= Beginning of Section =
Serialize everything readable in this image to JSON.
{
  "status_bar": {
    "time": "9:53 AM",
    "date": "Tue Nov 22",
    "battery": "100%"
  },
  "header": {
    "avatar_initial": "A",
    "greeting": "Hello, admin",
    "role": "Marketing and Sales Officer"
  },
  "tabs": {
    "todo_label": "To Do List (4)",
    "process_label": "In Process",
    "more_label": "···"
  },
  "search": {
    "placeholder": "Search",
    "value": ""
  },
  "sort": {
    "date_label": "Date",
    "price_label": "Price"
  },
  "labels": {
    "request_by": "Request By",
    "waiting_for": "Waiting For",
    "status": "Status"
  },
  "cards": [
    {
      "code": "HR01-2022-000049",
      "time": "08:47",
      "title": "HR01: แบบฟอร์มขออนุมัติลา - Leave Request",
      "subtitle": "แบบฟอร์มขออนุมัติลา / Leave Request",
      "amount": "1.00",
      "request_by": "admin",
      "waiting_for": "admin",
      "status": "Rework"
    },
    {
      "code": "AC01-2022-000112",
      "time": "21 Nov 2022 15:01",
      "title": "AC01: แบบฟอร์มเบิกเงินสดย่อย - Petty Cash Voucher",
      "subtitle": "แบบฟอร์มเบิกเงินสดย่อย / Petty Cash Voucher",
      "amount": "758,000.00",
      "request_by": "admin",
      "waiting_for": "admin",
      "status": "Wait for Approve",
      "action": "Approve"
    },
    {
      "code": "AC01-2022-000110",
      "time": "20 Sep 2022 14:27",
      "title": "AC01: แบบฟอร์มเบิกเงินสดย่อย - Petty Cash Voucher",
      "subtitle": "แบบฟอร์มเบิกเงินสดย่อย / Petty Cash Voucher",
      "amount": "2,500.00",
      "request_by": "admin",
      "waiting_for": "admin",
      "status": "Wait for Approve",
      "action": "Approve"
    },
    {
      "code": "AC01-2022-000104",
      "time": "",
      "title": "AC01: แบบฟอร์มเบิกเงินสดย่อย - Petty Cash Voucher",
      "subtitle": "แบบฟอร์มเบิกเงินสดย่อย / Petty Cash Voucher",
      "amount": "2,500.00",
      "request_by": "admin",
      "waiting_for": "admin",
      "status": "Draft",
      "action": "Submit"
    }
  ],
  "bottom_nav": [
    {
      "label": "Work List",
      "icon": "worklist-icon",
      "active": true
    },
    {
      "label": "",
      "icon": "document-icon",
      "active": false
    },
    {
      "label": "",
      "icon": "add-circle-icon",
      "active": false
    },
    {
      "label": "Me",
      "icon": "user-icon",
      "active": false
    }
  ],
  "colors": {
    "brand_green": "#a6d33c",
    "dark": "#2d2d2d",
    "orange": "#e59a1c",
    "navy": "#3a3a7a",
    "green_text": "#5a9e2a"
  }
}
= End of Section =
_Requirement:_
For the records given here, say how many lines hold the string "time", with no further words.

_Answer for the task:_
5